Apple gearing up for $99 iPhone?
Company is expected to unveil a $99 iPhone this summer, as well as an updated iPhone 3G, according to a report by an RBC Capital Markets analyst.
Come this summer, Apple is expected to dip its toe in the entry level market for its popular iPhone, according to a report by RBC Capital Markets analyst Mike Abramsky.
Apple is expected to debut a $99 iPhone, as well as an iPhone 3G with updated performance, sometime in June or July, according to Abramsky's research note on Tuesday.
Abramsky, in his report, states:
Checks reveal further entry-level iPhone details, including launches on existing carriers June/July with a data plan, entry-level pricing and a lower subsidy. Also expected is a 3G iPhone performance upgrade (performance, features, form factor).
An entry level iPhone could increase Apple's overall iPhone unit sales by 25 percent to 69 percent and bump up its slice of the smartphone market from an estimated 12 percent to 14 percent to 19 percent, the report notes.
But it could come at a price.

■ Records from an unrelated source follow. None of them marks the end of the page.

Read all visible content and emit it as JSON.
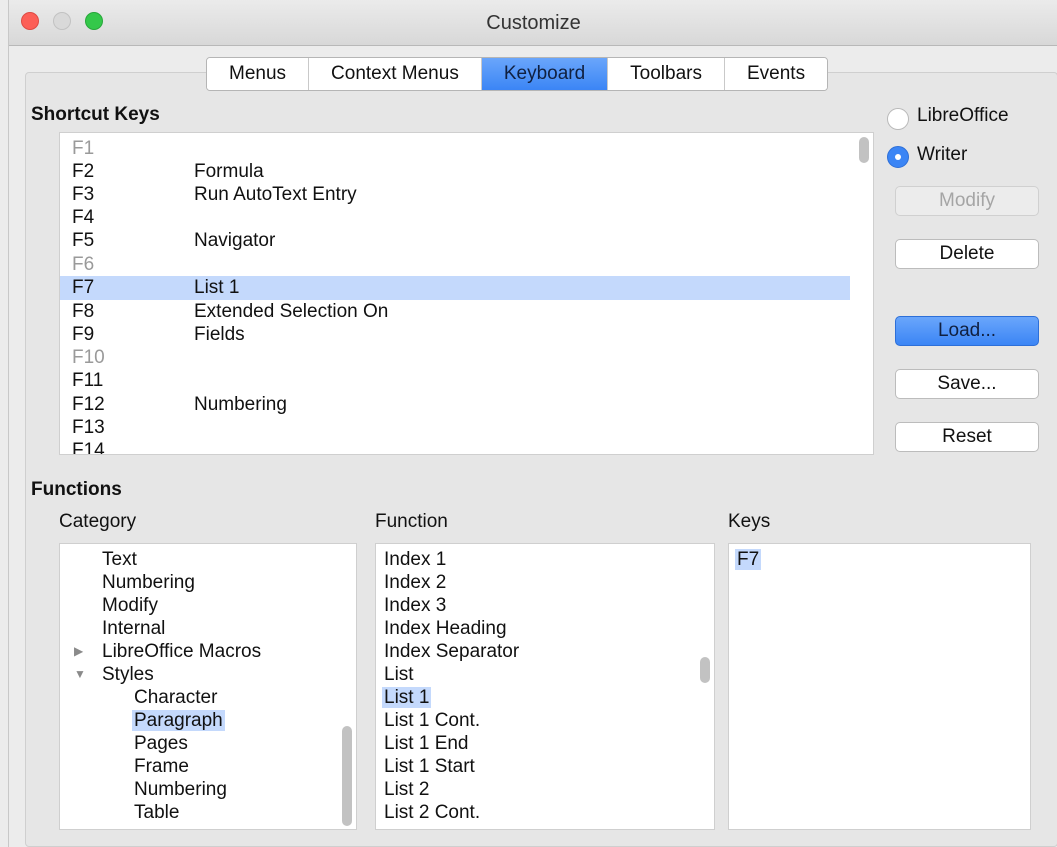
{
  "window": {
    "title": "Customize"
  },
  "tabs": [
    {
      "label": "Menus",
      "active": false
    },
    {
      "label": "Context Menus",
      "active": false
    },
    {
      "label": "Keyboard",
      "active": true
    },
    {
      "label": "Toolbars",
      "active": false
    },
    {
      "label": "Events",
      "active": false
    }
  ],
  "shortcut_keys": {
    "heading": "Shortcut Keys",
    "rows": [
      {
        "key": "F1",
        "function": "",
        "dim": true
      },
      {
        "key": "F2",
        "function": "Formula",
        "dim": false
      },
      {
        "key": "F3",
        "function": "Run AutoText Entry",
        "dim": false
      },
      {
        "key": "F4",
        "function": "",
        "dim": false
      },
      {
        "key": "F5",
        "function": "Navigator",
        "dim": false
      },
      {
        "key": "F6",
        "function": "",
        "dim": true
      },
      {
        "key": "F7",
        "function": "List 1",
        "dim": false,
        "selected": true
      },
      {
        "key": "F8",
        "function": "Extended Selection On",
        "dim": false
      },
      {
        "key": "F9",
        "function": "Fields",
        "dim": false
      },
      {
        "key": "F10",
        "function": "",
        "dim": true
      },
      {
        "key": "F11",
        "function": "",
        "dim": false
      },
      {
        "key": "F12",
        "function": "Numbering",
        "dim": false
      },
      {
        "key": "F13",
        "function": "",
        "dim": false
      },
      {
        "key": "F14",
        "function": "",
        "dim": false
      }
    ]
  },
  "scope": {
    "options": [
      {
        "label": "LibreOffice",
        "selected": false
      },
      {
        "label": "Writer",
        "selected": true
      }
    ]
  },
  "buttons": {
    "modify": "Modify",
    "delete": "Delete",
    "load": "Load...",
    "save": "Save...",
    "reset": "Reset"
  },
  "functions": {
    "heading": "Functions",
    "category_label": "Category",
    "function_label": "Function",
    "keys_label": "Keys",
    "categories": [
      {
        "label": "Text",
        "indent": 0,
        "arrow": ""
      },
      {
        "label": "Numbering",
        "indent": 0,
        "arrow": ""
      },
      {
        "label": "Modify",
        "indent": 0,
        "arrow": ""
      },
      {
        "label": "Internal",
        "indent": 0,
        "arrow": ""
      },
      {
        "label": "LibreOffice Macros",
        "indent": 0,
        "arrow": "collapsed"
      },
      {
        "label": "Styles",
        "indent": 0,
        "arrow": "expanded"
      },
      {
        "label": "Character",
        "indent": 1,
        "arrow": ""
      },
      {
        "label": "Paragraph",
        "indent": 1,
        "arrow": "",
        "selected": true
      },
      {
        "label": "Pages",
        "indent": 1,
        "arrow": ""
      },
      {
        "label": "Frame",
        "indent": 1,
        "arrow": ""
      },
      {
        "label": "Numbering",
        "indent": 1,
        "arrow": ""
      },
      {
        "label": "Table",
        "indent": 1,
        "arrow": ""
      }
    ],
    "functions_list": [
      {
        "label": "Index 1"
      },
      {
        "label": "Index 2"
      },
      {
        "label": "Index 3"
      },
      {
        "label": "Index Heading"
      },
      {
        "label": "Index Separator"
      },
      {
        "label": "List"
      },
      {
        "label": "List 1",
        "selected": true
      },
      {
        "label": "List 1 Cont."
      },
      {
        "label": "List 1 End"
      },
      {
        "label": "List 1 Start"
      },
      {
        "label": "List 2"
      },
      {
        "label": "List 2 Cont."
      }
    ],
    "keys": [
      {
        "label": "F7",
        "selected": true
      }
    ]
  }
}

Apple could find itself cannibalizing its iPhones/iPod business. For example, Apple would need to sell three $99 iPhones to replace the gross profits of one 3G iPhone, Abramsky notes in his report. And it could also create a situation where Apple would need to lower its iPod pricing to sustain the momentum with its media player since the iPhone also offers such capability.
To compensate for a potential cannibalization of its gross profits, the computer maker would do well by expanding its distribution beyond its current list of iPhone carriers, the analyst notes.
From Abramsky's point of view, Apple investors should remain wary.
Apple's shares have risen 16 percent since it reported record. While the shares could possibly go higher ahead of the iPhone update, Abramsky remains concerned that Apple is still largely a premium-priced hardware maker standing in a global recession that's acting like quicksand.
Talk of an entry level iPhone has surfaced in the past, from rumors of an
Apple was down less than 1 percent at $97.20 a share in early morning trading, coming off a 4.6 percent decline on Tuesday when it closed at $97.83 a share.